The New Yorker
The New Yorker is an American weekly magazine featuring journalism, commentary, criticism, essays, fiction, satire, cartoons, and poetry. Started as a weekly in 1925, the magazine is now published 47 times annually. The magazine is well known for its illustrated and often topical covers, its commentaries on popular culture and eccentric Americana.
About The New Yorker in brief
The New Yorker is an American weekly magazine featuring journalism, commentary, criticism, essays, fiction, satire, cartoons, and poetry. Started as a weekly in 1925, the magazine is now published 47 times annually, with five of these issues covering two-week spans. The magazine is well known for its illustrated and often topical covers, its commentaries on popular culture and eccentric Americana, its attention to modern fiction by the inclusion of short stories and literary reviews, its rigorous fact checking and copy editing, its journalism on politics and social issues, and its single-panel cartoons sprinkled throughout each issue. Recent subjects have included eccentric evangelist Creflo Dollar, different ways in which humans perceive the passage of time, and Münchaus syndrome by proxy. Under the rubric of Prof. Henry R. Luce, it publishes notable people such as Ernest Hemingway, Michael Romanoff, magician Ricky Jay, and mathematicians David Chudnovsky and Gregory Chudak. The New Yorker has been an effective instrument for getting a large audience to appreciate modern literature. Kurt Vonnegut said that The New Yorkers has been a very good institution of the sort needed. They have a captive audience, and they come out every week, and people finally catch on to Barthelme, for instance, and are able to perform that sort of thing in their heads and enjoy it, he said in a 1974 interview with Joe David Bellamy and John Casey.

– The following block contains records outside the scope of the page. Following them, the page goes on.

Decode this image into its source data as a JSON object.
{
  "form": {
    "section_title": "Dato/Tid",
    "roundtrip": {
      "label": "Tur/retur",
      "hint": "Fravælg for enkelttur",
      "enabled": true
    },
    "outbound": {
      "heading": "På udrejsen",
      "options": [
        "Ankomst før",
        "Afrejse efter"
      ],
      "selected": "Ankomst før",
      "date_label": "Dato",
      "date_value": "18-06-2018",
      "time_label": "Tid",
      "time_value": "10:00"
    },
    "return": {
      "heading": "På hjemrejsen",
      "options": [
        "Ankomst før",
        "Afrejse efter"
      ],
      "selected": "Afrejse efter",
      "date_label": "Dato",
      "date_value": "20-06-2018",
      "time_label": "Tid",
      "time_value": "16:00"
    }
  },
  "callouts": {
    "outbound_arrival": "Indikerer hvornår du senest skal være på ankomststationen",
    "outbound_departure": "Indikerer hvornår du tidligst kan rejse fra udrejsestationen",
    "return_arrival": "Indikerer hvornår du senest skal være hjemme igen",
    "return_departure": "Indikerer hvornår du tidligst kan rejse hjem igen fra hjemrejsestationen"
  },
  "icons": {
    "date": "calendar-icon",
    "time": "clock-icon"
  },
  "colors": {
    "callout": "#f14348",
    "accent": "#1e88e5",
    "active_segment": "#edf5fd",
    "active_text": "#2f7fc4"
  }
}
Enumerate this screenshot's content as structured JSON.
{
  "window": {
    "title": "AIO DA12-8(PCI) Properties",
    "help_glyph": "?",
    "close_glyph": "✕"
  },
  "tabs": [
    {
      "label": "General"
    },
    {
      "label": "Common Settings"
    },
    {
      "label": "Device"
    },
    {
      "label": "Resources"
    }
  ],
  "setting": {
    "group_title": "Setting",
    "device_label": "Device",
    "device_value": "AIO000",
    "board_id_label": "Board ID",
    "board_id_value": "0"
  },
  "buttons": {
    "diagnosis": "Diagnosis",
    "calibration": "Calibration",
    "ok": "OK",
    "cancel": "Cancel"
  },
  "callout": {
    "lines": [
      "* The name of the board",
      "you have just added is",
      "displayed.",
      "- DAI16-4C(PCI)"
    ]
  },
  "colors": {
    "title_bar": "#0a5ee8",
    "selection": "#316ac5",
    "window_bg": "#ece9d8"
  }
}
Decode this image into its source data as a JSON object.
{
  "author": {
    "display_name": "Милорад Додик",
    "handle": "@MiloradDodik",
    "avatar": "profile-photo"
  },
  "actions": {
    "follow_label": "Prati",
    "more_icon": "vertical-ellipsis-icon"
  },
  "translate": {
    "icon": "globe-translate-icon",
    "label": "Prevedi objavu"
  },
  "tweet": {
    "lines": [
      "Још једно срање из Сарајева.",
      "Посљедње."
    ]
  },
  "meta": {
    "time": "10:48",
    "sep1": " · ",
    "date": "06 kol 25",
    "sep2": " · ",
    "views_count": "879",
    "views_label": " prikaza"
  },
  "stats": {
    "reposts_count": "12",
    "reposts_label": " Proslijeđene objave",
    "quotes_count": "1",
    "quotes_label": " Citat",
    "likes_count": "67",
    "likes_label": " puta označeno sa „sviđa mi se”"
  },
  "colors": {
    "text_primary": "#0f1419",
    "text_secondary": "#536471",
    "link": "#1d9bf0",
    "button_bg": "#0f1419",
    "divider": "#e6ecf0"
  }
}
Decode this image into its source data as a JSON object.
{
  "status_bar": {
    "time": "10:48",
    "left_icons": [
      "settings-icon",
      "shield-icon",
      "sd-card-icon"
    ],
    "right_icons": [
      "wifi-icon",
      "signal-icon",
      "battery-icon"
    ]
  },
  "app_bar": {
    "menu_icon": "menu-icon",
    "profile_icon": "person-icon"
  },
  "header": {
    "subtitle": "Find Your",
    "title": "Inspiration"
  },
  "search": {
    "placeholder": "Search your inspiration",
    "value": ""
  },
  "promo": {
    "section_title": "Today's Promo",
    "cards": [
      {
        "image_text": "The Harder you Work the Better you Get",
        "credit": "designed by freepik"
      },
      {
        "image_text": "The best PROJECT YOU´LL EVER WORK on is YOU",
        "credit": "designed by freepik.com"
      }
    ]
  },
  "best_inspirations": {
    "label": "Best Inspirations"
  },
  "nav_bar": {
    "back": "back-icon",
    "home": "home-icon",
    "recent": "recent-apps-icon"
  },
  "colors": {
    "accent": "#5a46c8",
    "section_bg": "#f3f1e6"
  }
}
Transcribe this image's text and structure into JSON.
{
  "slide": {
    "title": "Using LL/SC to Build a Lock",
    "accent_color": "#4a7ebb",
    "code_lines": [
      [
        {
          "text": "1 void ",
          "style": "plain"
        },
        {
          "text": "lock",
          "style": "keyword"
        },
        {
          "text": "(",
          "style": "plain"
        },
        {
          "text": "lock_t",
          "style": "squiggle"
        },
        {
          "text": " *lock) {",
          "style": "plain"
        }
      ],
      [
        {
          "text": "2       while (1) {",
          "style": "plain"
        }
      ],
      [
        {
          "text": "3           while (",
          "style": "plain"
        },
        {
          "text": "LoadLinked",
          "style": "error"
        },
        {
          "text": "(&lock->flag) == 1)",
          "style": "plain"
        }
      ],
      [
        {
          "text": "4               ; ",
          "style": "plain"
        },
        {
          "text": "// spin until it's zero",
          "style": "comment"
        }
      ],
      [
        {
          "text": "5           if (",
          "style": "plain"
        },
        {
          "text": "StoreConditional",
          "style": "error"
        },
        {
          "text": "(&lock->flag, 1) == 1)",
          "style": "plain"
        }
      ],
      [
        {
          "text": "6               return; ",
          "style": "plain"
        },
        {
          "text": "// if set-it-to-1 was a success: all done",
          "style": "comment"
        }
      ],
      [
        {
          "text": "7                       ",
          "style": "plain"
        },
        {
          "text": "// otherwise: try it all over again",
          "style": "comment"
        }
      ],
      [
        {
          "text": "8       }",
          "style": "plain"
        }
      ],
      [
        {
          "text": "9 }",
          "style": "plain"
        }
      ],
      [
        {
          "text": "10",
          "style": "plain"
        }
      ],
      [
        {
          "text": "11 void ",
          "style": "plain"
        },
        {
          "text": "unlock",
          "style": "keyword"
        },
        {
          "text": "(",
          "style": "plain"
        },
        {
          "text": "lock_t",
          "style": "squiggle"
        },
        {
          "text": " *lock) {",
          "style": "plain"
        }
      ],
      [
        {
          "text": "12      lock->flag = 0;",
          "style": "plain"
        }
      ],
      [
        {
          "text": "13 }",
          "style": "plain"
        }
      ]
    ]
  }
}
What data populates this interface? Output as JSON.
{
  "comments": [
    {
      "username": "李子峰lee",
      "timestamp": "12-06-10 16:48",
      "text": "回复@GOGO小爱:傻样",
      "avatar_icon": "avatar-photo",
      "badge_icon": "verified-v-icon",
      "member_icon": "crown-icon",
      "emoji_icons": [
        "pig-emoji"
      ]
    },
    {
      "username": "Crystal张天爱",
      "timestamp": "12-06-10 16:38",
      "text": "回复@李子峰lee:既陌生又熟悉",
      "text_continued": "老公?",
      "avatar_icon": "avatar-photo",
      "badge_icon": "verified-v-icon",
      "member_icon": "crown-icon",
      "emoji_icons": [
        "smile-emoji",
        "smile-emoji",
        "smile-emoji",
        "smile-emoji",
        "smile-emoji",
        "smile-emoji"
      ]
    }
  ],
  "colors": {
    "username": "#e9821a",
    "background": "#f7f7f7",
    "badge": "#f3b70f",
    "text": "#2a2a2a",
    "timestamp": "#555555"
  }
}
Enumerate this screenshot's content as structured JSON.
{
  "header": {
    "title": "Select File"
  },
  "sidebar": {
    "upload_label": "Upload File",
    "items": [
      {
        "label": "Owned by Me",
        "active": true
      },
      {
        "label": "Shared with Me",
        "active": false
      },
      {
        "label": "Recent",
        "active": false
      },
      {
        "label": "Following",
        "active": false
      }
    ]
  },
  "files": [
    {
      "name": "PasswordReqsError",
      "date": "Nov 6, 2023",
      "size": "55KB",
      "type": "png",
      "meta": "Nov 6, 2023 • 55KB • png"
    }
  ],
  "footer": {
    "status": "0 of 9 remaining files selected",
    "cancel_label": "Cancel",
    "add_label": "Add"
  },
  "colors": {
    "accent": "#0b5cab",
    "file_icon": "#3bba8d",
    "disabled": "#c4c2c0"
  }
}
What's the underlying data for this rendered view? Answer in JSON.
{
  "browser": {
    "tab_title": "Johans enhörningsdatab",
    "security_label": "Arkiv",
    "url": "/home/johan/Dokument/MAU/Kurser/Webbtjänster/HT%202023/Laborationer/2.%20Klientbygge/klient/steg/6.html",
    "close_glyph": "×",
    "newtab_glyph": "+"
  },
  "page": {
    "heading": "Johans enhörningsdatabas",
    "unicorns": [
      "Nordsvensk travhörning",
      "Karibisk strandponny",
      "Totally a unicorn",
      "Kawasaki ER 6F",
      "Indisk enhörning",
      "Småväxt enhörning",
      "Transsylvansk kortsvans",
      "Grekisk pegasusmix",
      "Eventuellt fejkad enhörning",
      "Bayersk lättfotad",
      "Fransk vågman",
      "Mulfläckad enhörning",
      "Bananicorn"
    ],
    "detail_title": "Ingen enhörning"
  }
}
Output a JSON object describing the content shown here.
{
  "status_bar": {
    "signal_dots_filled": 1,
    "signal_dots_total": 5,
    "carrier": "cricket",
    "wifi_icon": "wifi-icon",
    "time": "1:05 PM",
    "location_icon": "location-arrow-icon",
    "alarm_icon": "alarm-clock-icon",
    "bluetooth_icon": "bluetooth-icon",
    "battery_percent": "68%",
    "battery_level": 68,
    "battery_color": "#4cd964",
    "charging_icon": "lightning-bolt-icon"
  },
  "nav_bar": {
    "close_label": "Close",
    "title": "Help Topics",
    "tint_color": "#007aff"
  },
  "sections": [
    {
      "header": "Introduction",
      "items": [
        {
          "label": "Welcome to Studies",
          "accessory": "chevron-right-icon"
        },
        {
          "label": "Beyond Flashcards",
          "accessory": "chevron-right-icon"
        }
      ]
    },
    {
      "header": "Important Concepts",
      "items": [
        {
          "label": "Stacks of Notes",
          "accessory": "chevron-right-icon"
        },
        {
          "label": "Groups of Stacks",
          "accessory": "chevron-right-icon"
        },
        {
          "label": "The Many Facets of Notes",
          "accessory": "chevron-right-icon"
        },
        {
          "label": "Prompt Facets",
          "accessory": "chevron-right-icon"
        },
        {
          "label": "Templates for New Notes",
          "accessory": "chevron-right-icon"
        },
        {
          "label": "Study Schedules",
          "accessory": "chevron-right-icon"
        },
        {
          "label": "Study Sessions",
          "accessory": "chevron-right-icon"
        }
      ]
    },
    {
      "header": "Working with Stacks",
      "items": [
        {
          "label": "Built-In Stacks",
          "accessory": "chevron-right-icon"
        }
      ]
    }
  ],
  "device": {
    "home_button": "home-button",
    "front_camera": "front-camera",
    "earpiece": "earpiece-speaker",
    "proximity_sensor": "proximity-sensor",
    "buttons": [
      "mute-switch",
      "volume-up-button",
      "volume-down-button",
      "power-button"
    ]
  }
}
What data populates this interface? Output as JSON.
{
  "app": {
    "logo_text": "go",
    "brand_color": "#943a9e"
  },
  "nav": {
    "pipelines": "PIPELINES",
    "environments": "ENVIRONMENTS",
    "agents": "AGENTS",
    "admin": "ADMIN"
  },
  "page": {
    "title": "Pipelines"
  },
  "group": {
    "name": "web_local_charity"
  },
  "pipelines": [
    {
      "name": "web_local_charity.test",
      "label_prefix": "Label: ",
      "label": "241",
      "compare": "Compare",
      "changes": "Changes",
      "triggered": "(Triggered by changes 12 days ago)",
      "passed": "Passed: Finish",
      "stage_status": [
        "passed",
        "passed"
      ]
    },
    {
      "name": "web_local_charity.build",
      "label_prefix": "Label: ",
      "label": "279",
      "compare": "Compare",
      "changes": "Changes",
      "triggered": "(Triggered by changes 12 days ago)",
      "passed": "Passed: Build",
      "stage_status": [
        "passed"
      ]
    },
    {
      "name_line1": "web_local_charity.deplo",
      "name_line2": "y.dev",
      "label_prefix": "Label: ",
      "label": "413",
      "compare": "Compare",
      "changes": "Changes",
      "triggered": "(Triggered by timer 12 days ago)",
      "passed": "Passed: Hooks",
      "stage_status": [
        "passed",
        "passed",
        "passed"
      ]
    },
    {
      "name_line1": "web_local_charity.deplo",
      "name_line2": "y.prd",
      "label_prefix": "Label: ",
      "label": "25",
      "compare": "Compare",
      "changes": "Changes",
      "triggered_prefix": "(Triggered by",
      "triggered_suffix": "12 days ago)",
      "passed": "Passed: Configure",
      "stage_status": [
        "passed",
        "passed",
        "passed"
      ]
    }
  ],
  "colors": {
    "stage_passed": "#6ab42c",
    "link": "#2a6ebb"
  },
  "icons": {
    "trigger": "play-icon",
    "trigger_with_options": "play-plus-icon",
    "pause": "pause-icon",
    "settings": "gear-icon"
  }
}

He added: No other art requires the audience to be a good performer, and you may write music which he absolutely can’t perform—in which case it’s a bust. You have to count on the reader’s being a good performers, and those writers you mentioned and myself are teaching an audience how to play this kind of music in their head. It’s a learning process, and The New York Times is a good example of how to do it. It’s not just a magazine. It is a cultural institution. It has a wide audience outside New York and is read internationally. It was founded by Harold Ross and his wife Jane Grant and debuted on February 21, 1925. Ross edited the magazine until his death in 1951. In subsequent decades the magazine published short stories by many of the most respected writers of the twentieth and twenty-first centuries, including Ann Beattie, Sally Benson, Truman Capote, John Cheever, Roald Dahl, Mavis Gallant, Ruth McKenney, John McNulty, Joseph Mitchell, Alice Munro, Haruki Murakami, Vladimir Nabokov, John O’Hara, Dorothy Parker, S. J. Perelman, Philip Roth, J. D. Salinger, Irwin Shaw, James Thurber, John Updike, Eudora Welty, Stephen King, and E. B. White. In its early decades, the. magazine sometimes published two or even three short stories a week, but in recent years the pace has remained steady at one story per issue.